Repeat the entries below exactly, pictures excluded.

[App and web page records]

▬▬▬

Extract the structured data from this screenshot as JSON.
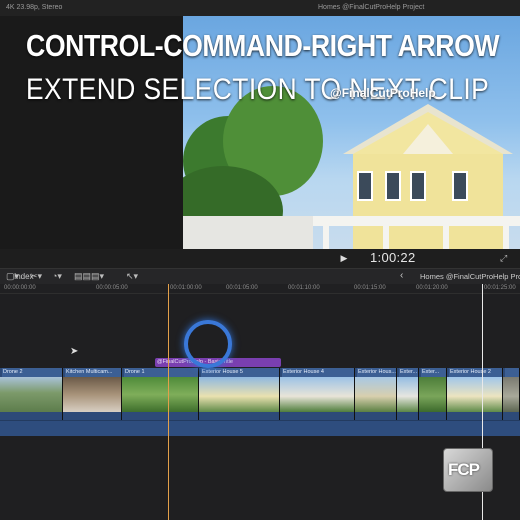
{
  "viewer": {
    "format": "4K 23.98p, Stereo",
    "project": "Homes @FinalCutProHelp Project",
    "timecode": "1:00:22"
  },
  "overlay": {
    "title": "CONTROL-COMMAND-RIGHT ARROW",
    "subtitle": "EXTEND SELECTION TO NEXT CLIP",
    "watermark": "@FinalCutProHelp"
  },
  "toolbar": {
    "index_label": "Index",
    "project_name": "Homes @FinalCutProHelp Project"
  },
  "ruler": {
    "ticks": [
      "00:00:00:00",
      "00:00:05:00",
      "00:01:00:00",
      "00:01:05:00",
      "00:01:10:00",
      "00:01:15:00",
      "00:01:20:00",
      "00:01:25:00"
    ]
  },
  "timeline": {
    "title_clip": "@FinalCutProHelp - Basic Title",
    "clips": [
      "Drone 2",
      "Kitchen Multicam...",
      "Drone 1",
      "Exterior House 5",
      "Exterior House 4",
      "Exterior Hous...",
      "Exter...",
      "Exter...",
      "Exterior House 2",
      ""
    ]
  },
  "logo": {
    "text": "FCP"
  }
}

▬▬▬

**Solution:**
Extract the structured data from this screenshot as JSON.
{
  "viewer": {
    "format": "4K 23.98p, Stereo",
    "project": "Homes @FinalCutProHelp Project",
    "timecode": "1:00:22"
  },
  "overlay": {
    "title": "CONTROL-COMMAND-RIGHT ARROW",
    "subtitle": "EXTEND SELECTION TO NEXT CLIP",
    "watermark": "@FinalCutProHelp"
  },
  "toolbar": {
    "index_label": "Index",
    "project_name": "Homes @FinalCutProHelp Project"
  },
  "ruler": {
    "ticks": [
      "00:00:00:00",
      "00:00:05:00",
      "00:01:00:00",
      "00:01:05:00",
      "00:01:10:00",
      "00:01:15:00",
      "00:01:20:00",
      "00:01:25:00"
    ]
  },
  "timeline": {
    "title_clip": "@FinalCutProHelp - Basic Title",
    "clips": [
      "Drone 2",
      "Kitchen Multicam...",
      "Drone 1",
      "Exterior House 5",
      "Exterior House 4",
      "Exterior Hous...",
      "Exter...",
      "Exter...",
      "Exterior House 2",
      ""
    ]
  },
  "logo": {
    "text": "FCP"
  }
}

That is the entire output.